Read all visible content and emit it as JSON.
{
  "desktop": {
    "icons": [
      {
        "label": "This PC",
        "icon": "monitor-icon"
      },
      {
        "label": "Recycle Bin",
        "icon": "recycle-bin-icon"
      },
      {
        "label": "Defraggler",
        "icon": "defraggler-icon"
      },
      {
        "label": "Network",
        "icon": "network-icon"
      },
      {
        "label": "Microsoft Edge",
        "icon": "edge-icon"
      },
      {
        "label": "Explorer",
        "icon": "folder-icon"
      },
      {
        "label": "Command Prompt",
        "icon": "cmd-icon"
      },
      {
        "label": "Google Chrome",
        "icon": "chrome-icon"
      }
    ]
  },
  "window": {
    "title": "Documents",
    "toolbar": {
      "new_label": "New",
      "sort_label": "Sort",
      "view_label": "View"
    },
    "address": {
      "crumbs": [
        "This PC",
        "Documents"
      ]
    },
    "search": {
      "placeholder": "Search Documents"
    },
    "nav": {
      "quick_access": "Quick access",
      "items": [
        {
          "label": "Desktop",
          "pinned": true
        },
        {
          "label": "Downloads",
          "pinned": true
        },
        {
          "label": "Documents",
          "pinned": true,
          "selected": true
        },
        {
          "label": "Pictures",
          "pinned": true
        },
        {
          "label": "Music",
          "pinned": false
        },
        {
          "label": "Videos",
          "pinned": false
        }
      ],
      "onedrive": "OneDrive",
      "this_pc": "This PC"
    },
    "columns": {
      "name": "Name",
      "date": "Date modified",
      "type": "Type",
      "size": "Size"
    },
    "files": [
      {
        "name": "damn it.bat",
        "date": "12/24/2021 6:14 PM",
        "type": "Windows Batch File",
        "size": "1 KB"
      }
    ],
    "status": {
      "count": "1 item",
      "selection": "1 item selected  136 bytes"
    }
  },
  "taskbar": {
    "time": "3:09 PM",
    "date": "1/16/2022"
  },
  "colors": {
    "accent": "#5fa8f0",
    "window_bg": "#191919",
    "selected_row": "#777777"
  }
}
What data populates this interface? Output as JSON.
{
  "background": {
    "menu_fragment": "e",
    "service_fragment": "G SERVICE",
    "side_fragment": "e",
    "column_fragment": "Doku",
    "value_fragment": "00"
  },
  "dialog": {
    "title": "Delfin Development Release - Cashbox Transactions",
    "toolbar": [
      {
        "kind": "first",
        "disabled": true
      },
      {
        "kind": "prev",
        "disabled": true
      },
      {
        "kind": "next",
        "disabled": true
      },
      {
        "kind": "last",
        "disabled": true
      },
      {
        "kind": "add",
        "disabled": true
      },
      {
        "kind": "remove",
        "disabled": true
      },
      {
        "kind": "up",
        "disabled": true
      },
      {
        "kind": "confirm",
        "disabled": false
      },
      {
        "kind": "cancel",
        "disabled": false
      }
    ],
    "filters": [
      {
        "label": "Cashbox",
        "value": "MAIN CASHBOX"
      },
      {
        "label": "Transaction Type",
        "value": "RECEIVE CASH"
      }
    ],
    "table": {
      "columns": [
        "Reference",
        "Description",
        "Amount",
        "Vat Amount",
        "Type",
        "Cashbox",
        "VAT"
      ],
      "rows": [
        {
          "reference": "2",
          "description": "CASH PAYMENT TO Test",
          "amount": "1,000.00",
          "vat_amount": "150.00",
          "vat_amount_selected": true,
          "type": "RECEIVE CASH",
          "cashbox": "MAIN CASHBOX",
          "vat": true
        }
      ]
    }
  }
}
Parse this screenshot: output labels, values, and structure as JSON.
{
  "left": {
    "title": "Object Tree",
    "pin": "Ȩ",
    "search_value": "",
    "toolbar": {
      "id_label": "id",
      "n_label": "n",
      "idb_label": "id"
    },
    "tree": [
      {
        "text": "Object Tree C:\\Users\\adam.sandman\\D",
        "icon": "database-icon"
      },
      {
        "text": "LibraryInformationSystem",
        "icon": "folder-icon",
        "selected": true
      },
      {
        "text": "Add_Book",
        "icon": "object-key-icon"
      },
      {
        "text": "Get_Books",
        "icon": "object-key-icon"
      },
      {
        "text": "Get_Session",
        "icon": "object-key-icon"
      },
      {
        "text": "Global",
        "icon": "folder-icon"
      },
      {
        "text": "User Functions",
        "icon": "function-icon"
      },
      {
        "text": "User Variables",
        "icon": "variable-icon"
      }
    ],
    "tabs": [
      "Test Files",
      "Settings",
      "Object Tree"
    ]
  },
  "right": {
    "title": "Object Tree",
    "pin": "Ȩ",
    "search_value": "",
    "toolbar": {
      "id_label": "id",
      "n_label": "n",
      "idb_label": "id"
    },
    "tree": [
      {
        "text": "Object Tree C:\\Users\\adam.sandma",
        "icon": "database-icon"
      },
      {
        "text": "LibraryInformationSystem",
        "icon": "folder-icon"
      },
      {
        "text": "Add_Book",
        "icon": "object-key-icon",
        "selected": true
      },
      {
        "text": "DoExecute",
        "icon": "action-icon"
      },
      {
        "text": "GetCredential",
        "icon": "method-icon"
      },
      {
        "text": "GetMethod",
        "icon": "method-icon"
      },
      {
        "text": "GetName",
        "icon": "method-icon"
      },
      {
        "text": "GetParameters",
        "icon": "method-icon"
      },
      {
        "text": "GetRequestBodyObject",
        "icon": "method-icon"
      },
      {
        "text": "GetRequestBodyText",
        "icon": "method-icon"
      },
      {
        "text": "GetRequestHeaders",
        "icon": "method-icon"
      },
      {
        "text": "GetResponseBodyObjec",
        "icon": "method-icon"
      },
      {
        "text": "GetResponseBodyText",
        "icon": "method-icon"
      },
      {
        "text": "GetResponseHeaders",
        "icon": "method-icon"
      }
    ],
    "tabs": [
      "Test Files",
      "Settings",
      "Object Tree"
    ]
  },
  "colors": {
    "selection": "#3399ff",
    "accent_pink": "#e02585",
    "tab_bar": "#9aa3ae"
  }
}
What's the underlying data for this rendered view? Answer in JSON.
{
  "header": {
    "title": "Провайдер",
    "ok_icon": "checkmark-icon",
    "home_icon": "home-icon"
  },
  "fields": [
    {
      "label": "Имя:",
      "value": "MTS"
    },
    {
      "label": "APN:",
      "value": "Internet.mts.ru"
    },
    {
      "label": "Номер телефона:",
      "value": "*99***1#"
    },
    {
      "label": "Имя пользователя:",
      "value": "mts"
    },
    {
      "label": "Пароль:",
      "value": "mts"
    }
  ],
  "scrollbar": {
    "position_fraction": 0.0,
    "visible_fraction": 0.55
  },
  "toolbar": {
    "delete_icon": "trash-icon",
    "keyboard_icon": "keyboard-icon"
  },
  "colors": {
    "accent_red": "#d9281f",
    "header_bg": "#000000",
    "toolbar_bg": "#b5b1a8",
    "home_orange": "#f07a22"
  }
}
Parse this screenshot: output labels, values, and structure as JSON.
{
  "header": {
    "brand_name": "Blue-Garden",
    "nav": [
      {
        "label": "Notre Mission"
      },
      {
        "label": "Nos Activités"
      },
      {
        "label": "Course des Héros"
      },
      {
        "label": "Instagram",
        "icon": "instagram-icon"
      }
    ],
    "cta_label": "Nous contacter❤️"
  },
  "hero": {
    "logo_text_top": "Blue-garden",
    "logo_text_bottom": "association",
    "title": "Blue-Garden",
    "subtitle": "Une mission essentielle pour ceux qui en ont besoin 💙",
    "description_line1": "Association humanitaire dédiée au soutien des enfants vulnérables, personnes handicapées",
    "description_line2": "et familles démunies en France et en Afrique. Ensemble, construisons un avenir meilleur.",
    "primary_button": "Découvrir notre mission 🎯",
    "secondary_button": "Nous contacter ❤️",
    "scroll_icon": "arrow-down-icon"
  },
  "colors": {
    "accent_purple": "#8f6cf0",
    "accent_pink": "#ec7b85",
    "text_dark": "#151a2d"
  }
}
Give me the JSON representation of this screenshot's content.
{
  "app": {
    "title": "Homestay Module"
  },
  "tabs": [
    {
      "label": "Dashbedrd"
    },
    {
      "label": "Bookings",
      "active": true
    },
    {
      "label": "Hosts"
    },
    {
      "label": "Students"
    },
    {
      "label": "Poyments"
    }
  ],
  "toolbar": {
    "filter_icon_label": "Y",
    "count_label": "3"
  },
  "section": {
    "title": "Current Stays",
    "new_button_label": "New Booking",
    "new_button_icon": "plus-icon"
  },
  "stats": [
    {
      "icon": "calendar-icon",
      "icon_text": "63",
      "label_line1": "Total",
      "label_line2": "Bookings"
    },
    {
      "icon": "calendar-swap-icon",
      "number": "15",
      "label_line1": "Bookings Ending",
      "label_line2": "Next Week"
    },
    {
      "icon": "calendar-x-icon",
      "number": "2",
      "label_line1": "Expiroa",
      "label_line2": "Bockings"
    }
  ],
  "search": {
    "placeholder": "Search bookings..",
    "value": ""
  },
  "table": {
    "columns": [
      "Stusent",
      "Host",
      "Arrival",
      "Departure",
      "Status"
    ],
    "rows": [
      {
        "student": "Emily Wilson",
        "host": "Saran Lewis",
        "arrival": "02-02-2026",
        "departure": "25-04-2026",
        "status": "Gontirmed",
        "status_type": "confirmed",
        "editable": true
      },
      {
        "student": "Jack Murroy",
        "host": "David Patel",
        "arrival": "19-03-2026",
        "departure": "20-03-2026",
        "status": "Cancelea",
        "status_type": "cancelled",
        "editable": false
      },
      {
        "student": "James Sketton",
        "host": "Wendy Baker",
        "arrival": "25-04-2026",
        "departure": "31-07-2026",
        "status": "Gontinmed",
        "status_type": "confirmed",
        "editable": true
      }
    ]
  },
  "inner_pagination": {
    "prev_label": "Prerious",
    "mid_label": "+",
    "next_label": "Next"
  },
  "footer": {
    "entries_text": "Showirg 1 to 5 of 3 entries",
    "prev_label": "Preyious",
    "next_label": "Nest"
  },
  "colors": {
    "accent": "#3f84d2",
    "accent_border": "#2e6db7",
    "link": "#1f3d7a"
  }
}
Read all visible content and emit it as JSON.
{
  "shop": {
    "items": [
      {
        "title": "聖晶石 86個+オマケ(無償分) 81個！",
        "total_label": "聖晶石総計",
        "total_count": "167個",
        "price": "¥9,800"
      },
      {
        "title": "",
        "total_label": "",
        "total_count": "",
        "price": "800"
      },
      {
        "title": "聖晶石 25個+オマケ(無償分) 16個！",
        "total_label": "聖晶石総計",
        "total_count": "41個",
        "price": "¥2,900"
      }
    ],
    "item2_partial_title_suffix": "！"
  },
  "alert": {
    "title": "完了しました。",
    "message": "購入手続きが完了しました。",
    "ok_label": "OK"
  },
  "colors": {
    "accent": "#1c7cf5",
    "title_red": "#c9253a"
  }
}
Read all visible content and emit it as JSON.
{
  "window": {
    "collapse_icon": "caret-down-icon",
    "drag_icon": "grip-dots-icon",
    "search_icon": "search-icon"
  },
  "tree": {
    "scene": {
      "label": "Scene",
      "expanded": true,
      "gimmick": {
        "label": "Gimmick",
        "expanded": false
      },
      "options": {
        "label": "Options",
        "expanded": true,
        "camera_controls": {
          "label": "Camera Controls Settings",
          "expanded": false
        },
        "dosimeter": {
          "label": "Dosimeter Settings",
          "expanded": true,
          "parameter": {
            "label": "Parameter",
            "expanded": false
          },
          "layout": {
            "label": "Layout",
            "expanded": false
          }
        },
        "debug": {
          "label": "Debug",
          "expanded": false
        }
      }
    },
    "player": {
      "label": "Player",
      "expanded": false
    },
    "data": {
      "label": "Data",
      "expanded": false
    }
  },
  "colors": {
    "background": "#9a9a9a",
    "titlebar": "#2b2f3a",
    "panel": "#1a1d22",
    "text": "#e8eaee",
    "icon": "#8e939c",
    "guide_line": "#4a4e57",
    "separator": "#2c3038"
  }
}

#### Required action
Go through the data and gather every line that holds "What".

#### Completed exercise
What data populates this interface? Output as JSON.
What's the underlying data for this rendered view? Answer in JSON.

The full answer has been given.